App and web page records:
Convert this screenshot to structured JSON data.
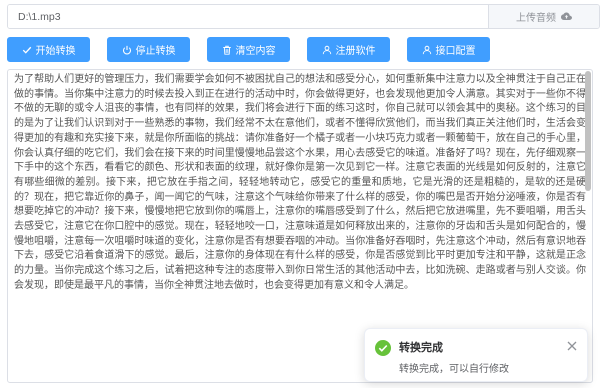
{
  "file": {
    "path_value": "D:\\1.mp3",
    "upload_label": "上传音频"
  },
  "toolbar": {
    "start_label": "开始转换",
    "stop_label": "停止转换",
    "clear_label": "清空内容",
    "register_label": "注册软件",
    "config_label": "接口配置"
  },
  "content": {
    "text": "为了帮助人们更好的管理压力，我们需要学会如何不被困扰自己的想法和感受分心，如何重新集中注意力以及全神贯注于自己正在做的事情。当你集中注意力的时候去投入到正在进行的活动中时，你会做得更好，也会发现他更加令人满意。其实对于一些你不得不做的无聊的或令人沮丧的事情，也有同样的效果，我们将会进行下面的练习这时，你自己就可以领会其中的奥秘。这个练习的目的是为了让我们认识到对于一些熟悉的事物，我们经常不太在意他们，或者不懂得欣赏他们，而当我们真正关注他们时，生活会变得更加的有趣和充实接下来，就是你所面临的挑战：请你准备好一个橘子或者一小块巧克力或者一颗葡萄干，放在自己的手心里，你会认真仔细的吃它们，我们会在接下来的时间里慢慢地品尝这个水果，用心去感受它的味道。准备好了吗？现在，先仔细观察一下手中的这个东西，看看它的颜色、形状和表面的纹理，就好像你是第一次见到它一样。注意它表面的光线是如何反射的，注意它有哪些细微的差别。接下来，把它放在手指之间，轻轻地转动它，感受它的重量和质地，它是光滑的还是粗糙的，是软的还是硬的？现在，把它靠近你的鼻子，闻一闻它的气味，注意这个气味给你带来了什么样的感受，你的嘴巴是否开始分泌唾液，你是否有想要吃掉它的冲动？接下来，慢慢地把它放到你的嘴唇上，注意你的嘴唇感受到了什么，然后把它放进嘴里，先不要咀嚼，用舌头去感受它，注意它在你口腔中的感觉。现在，轻轻地咬一口，注意味道是如何释放出来的，注意你的牙齿和舌头是如何配合的，慢慢地咀嚼，注意每一次咀嚼时味道的变化，注意你是否有想要吞咽的冲动。当你准备好吞咽时，先注意这个冲动，然后有意识地吞下去，感受它沿着食道滑下的感觉。最后，注意你的身体现在有什么样的感受，你是否感觉到比平时更加专注和平静，这就是正念的力量。当你完成这个练习之后，试着把这种专注的态度带入到你日常生活的其他活动中去，比如洗碗、走路或者与别人交谈。你会发现，即使是最平凡的事情，当你全神贯注地去做时，也会变得更加有意义和令人满足。"
  },
  "toast": {
    "title": "转换完成",
    "message": "转换完成，可以自行修改"
  },
  "colors": {
    "primary": "#409eff",
    "success": "#67c23a"
  }
}
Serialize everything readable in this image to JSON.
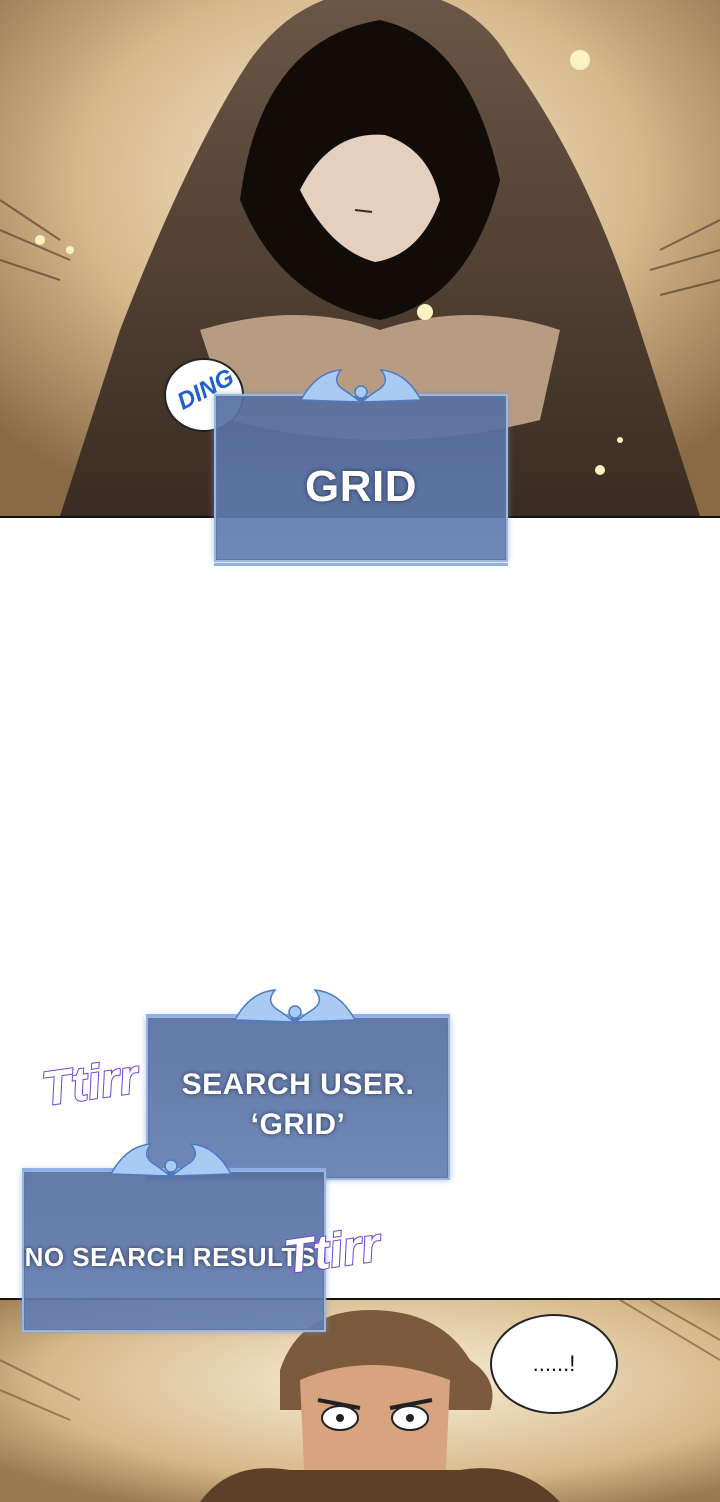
{
  "panel1": {
    "sfx_ding": "DING",
    "system_message": "GRID"
  },
  "panel2": {
    "system_message_1": [
      "SEARCH USER.",
      "‘GRID’"
    ],
    "system_message_2": "NO SEARCH RESULTS.",
    "sfx_1": "Ttirr",
    "sfx_2": "Ttirr"
  },
  "panel3": {
    "speech_bubble": "......!"
  },
  "colors": {
    "system_box": "#6a84b8",
    "system_border": "#9fb6dc",
    "sfx_stroke": "#6a44d9",
    "ding_text": "#1f5fd6"
  }
}
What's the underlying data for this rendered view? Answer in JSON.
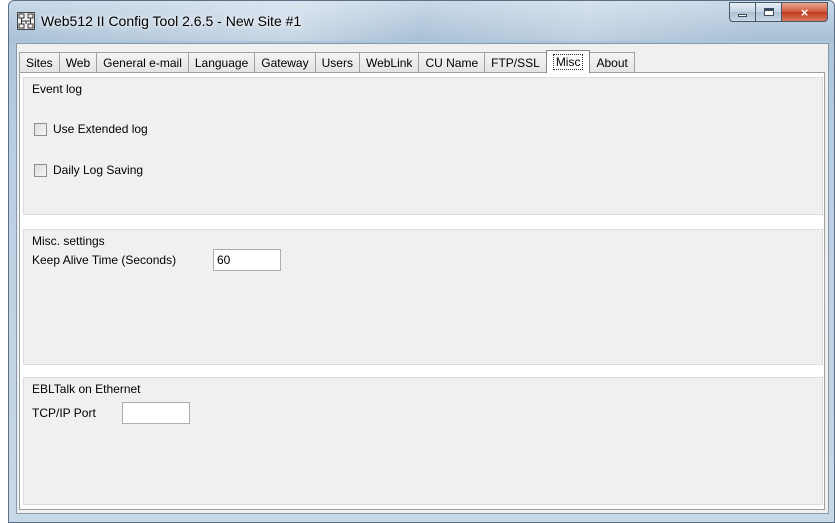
{
  "window": {
    "title": "Web512 II Config Tool 2.6.5 - New Site #1",
    "icon": "app-network-icon",
    "controls": {
      "minimize": "minimize-icon",
      "maximize": "maximize-icon",
      "close": "×"
    }
  },
  "tabs": [
    {
      "label": "Sites",
      "active": false
    },
    {
      "label": "Web",
      "active": false
    },
    {
      "label": "General e-mail",
      "active": false
    },
    {
      "label": "Language",
      "active": false
    },
    {
      "label": "Gateway",
      "active": false
    },
    {
      "label": "Users",
      "active": false
    },
    {
      "label": "WebLink",
      "active": false
    },
    {
      "label": "CU Name",
      "active": false
    },
    {
      "label": "FTP/SSL",
      "active": false
    },
    {
      "label": "Misc",
      "active": true
    },
    {
      "label": "About",
      "active": false
    }
  ],
  "event_log": {
    "title": "Event log",
    "use_extended_log": {
      "label": "Use Extended log",
      "checked": false
    },
    "daily_log_saving": {
      "label": "Daily Log Saving",
      "checked": false
    }
  },
  "misc_settings": {
    "title": "Misc. settings",
    "keep_alive_label": "Keep Alive Time (Seconds)",
    "keep_alive_value": "60"
  },
  "ebltalk": {
    "title": "EBLTalk on Ethernet",
    "tcp_port_label": "TCP/IP Port",
    "tcp_port_value": ""
  }
}
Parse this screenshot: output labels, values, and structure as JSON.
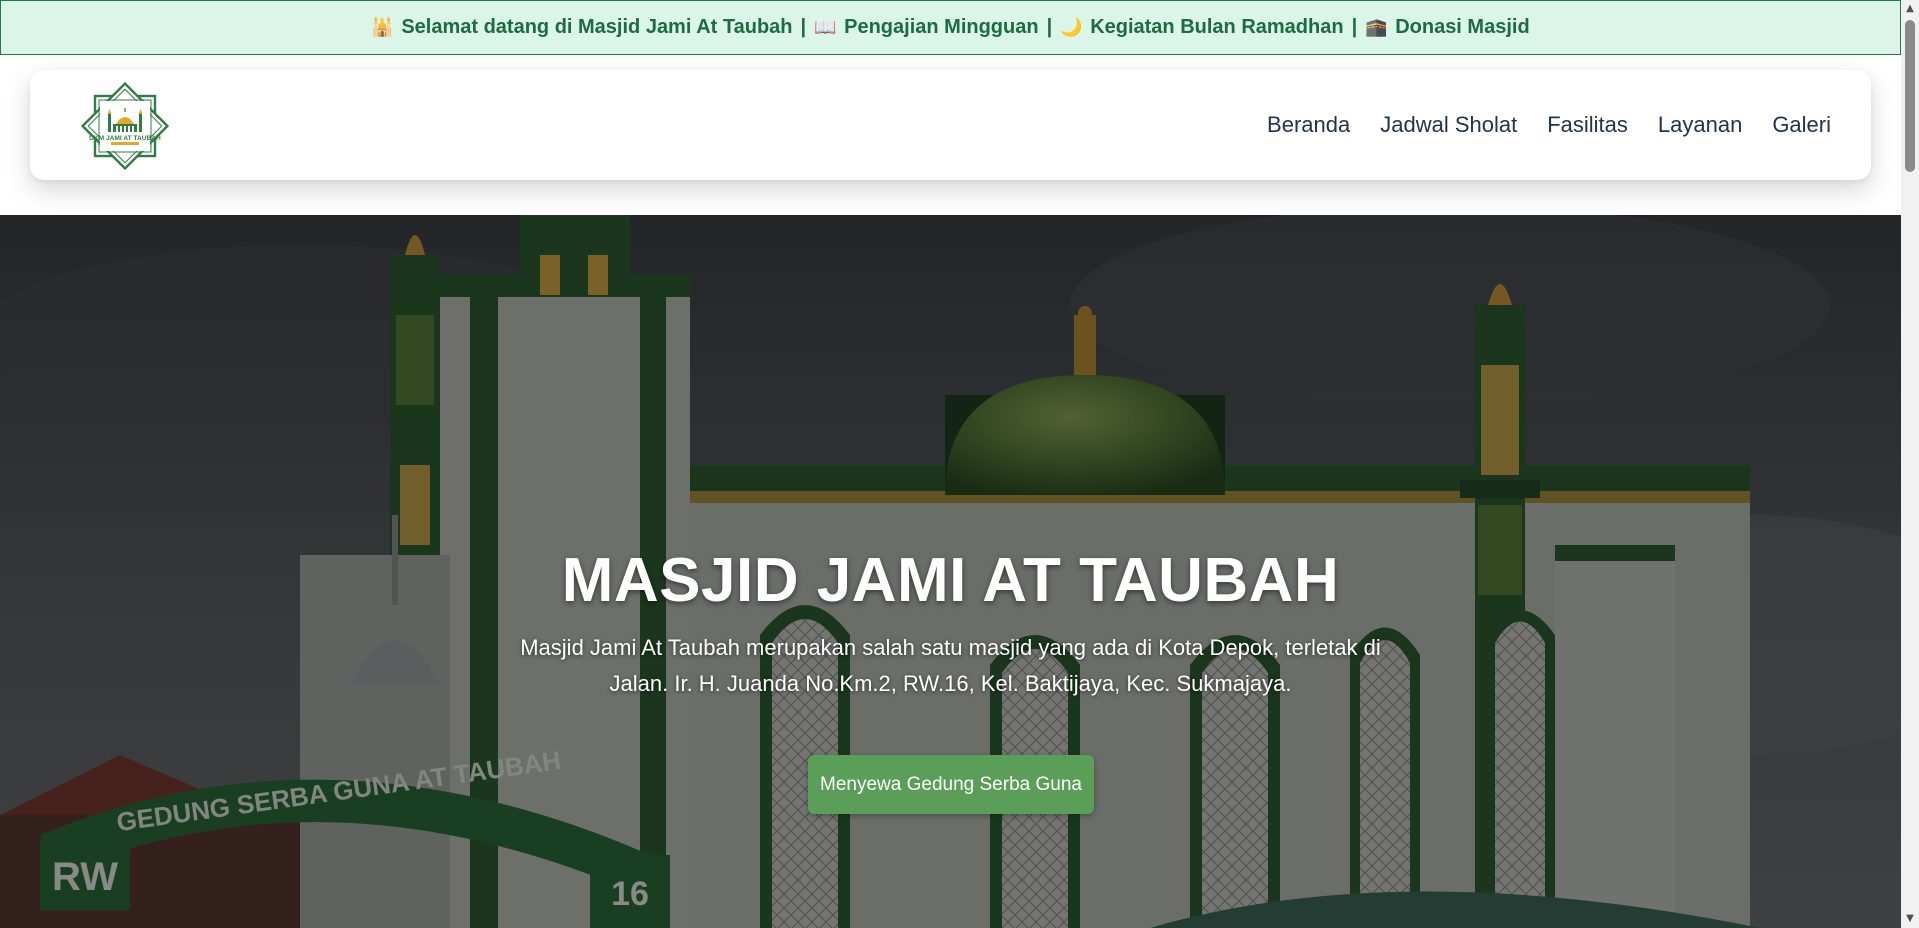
{
  "announcement": {
    "items": [
      {
        "icon": "mosque-icon",
        "glyph": "🕌",
        "text": "Selamat datang di Masjid Jami At Taubah"
      },
      {
        "icon": "open-book-icon",
        "glyph": "📖",
        "text": "Pengajian Mingguan"
      },
      {
        "icon": "crescent-moon-icon",
        "glyph": "🌙",
        "text": "Kegiatan Bulan Ramadhan"
      },
      {
        "icon": "kaaba-icon",
        "glyph": "🕋",
        "text": "Donasi Masjid"
      }
    ],
    "separator": "|"
  },
  "header": {
    "logo_text": "DKM JAMI AT TAUBAH",
    "nav": [
      {
        "label": "Beranda"
      },
      {
        "label": "Jadwal Sholat"
      },
      {
        "label": "Fasilitas"
      },
      {
        "label": "Layanan"
      },
      {
        "label": "Galeri"
      }
    ]
  },
  "hero": {
    "title": "MASJID JAMI AT TAUBAH",
    "description": "Masjid Jami At Taubah merupakan salah satu masjid yang ada di Kota Depok, terletak di Jalan. Ir. H. Juanda No.Km.2, RW.16, Kel. Baktijaya, Kec. Sukmajaya.",
    "button_label": "Menyewa Gedung Serba Guna",
    "image_text": {
      "arch": "GEDUNG SERBA GUNA AT TAUBAH",
      "rw_sign": "RW",
      "number_sign": "16"
    }
  },
  "colors": {
    "announce_bg": "#dcf5e9",
    "announce_text": "#1c6b43",
    "nav_text": "#22344a",
    "button_bg": "#5a9e57",
    "mosque_green": "#2f6b3e"
  }
}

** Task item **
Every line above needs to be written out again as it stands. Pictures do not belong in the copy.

** Answer below **
Convert this screenshot to structured JSON data.
{
  "file": {
    "path_value": "D:\\1.mp3",
    "upload_label": "上传音频"
  },
  "toolbar": {
    "start_label": "开始转换",
    "stop_label": "停止转换",
    "clear_label": "清空内容",
    "register_label": "注册软件",
    "config_label": "接口配置"
  },
  "content": {
    "text": "为了帮助人们更好的管理压力，我们需要学会如何不被困扰自己的想法和感受分心，如何重新集中注意力以及全神贯注于自己正在做的事情。当你集中注意力的时候去投入到正在进行的活动中时，你会做得更好，也会发现他更加令人满意。其实对于一些你不得不做的无聊的或令人沮丧的事情，也有同样的效果，我们将会进行下面的练习这时，你自己就可以领会其中的奥秘。这个练习的目的是为了让我们认识到对于一些熟悉的事物，我们经常不太在意他们，或者不懂得欣赏他们，而当我们真正关注他们时，生活会变得更加的有趣和充实接下来，就是你所面临的挑战：请你准备好一个橘子或者一小块巧克力或者一颗葡萄干，放在自己的手心里，你会认真仔细的吃它们，我们会在接下来的时间里慢慢地品尝这个水果，用心去感受它的味道。准备好了吗？现在，先仔细观察一下手中的这个东西，看看它的颜色、形状和表面的纹理，就好像你是第一次见到它一样。注意它表面的光线是如何反射的，注意它有哪些细微的差别。接下来，把它放在手指之间，轻轻地转动它，感受它的重量和质地，它是光滑的还是粗糙的，是软的还是硬的？现在，把它靠近你的鼻子，闻一闻它的气味，注意这个气味给你带来了什么样的感受，你的嘴巴是否开始分泌唾液，你是否有想要吃掉它的冲动？接下来，慢慢地把它放到你的嘴唇上，注意你的嘴唇感受到了什么，然后把它放进嘴里，先不要咀嚼，用舌头去感受它，注意它在你口腔中的感觉。现在，轻轻地咬一口，注意味道是如何释放出来的，注意你的牙齿和舌头是如何配合的，慢慢地咀嚼，注意每一次咀嚼时味道的变化，注意你是否有想要吞咽的冲动。当你准备好吞咽时，先注意这个冲动，然后有意识地吞下去，感受它沿着食道滑下的感觉。最后，注意你的身体现在有什么样的感受，你是否感觉到比平时更加专注和平静，这就是正念的力量。当你完成这个练习之后，试着把这种专注的态度带入到你日常生活的其他活动中去，比如洗碗、走路或者与别人交谈。你会发现，即使是最平凡的事情，当你全神贯注地去做时，也会变得更加有意义和令人满足。"
  },
  "toast": {
    "title": "转换完成",
    "message": "转换完成，可以自行修改"
  },
  "colors": {
    "primary": "#409eff",
    "success": "#67c23a"
  }
}
Serialize everything readable in this image to JSON.
{
  "panel1": {
    "sfx_ding": "DING",
    "system_message": "GRID"
  },
  "panel2": {
    "system_message_1": [
      "SEARCH USER.",
      "‘GRID’"
    ],
    "system_message_2": "NO SEARCH RESULTS.",
    "sfx_1": "Ttirr",
    "sfx_2": "Ttirr"
  },
  "panel3": {
    "speech_bubble": "......!"
  },
  "colors": {
    "system_box": "#6a84b8",
    "system_border": "#9fb6dc",
    "sfx_stroke": "#6a44d9",
    "ding_text": "#1f5fd6"
  }
}
What's the underlying data for this rendered view? Answer in JSON.
{
  "window": {
    "title": "Web512 II Config Tool 2.6.5 - New Site #1",
    "icon": "app-network-icon",
    "controls": {
      "minimize": "minimize-icon",
      "maximize": "maximize-icon",
      "close": "×"
    }
  },
  "tabs": [
    {
      "label": "Sites",
      "active": false
    },
    {
      "label": "Web",
      "active": false
    },
    {
      "label": "General e-mail",
      "active": false
    },
    {
      "label": "Language",
      "active": false
    },
    {
      "label": "Gateway",
      "active": false
    },
    {
      "label": "Users",
      "active": false
    },
    {
      "label": "WebLink",
      "active": false
    },
    {
      "label": "CU Name",
      "active": false
    },
    {
      "label": "FTP/SSL",
      "active": false
    },
    {
      "label": "Misc",
      "active": true
    },
    {
      "label": "About",
      "active": false
    }
  ],
  "event_log": {
    "title": "Event log",
    "use_extended_log": {
      "label": "Use Extended log",
      "checked": false
    },
    "daily_log_saving": {
      "label": "Daily Log Saving",
      "checked": false
    }
  },
  "misc_settings": {
    "title": "Misc. settings",
    "keep_alive_label": "Keep Alive Time (Seconds)",
    "keep_alive_value": "60"
  },
  "ebltalk": {
    "title": "EBLTalk on Ethernet",
    "tcp_port_label": "TCP/IP Port",
    "tcp_port_value": ""
  }
}
Parse this screenshot: output labels, values, and structure as JSON.
{
  "announcement": {
    "items": [
      {
        "icon": "mosque-icon",
        "glyph": "🕌",
        "text": "Selamat datang di Masjid Jami At Taubah"
      },
      {
        "icon": "open-book-icon",
        "glyph": "📖",
        "text": "Pengajian Mingguan"
      },
      {
        "icon": "crescent-moon-icon",
        "glyph": "🌙",
        "text": "Kegiatan Bulan Ramadhan"
      },
      {
        "icon": "kaaba-icon",
        "glyph": "🕋",
        "text": "Donasi Masjid"
      }
    ],
    "separator": "|"
  },
  "header": {
    "logo_text": "DKM JAMI AT TAUBAH",
    "nav": [
      {
        "label": "Beranda"
      },
      {
        "label": "Jadwal Sholat"
      },
      {
        "label": "Fasilitas"
      },
      {
        "label": "Layanan"
      },
      {
        "label": "Galeri"
      }
    ]
  },
  "hero": {
    "title": "MASJID JAMI AT TAUBAH",
    "description": "Masjid Jami At Taubah merupakan salah satu masjid yang ada di Kota Depok, terletak di Jalan. Ir. H. Juanda No.Km.2, RW.16, Kel. Baktijaya, Kec. Sukmajaya.",
    "button_label": "Menyewa Gedung Serba Guna",
    "image_text": {
      "arch": "GEDUNG SERBA GUNA AT TAUBAH",
      "rw_sign": "RW",
      "number_sign": "16"
    }
  },
  "colors": {
    "announce_bg": "#dcf5e9",
    "announce_text": "#1c6b43",
    "nav_text": "#22344a",
    "button_bg": "#5a9e57",
    "mosque_green": "#2f6b3e"
  }
}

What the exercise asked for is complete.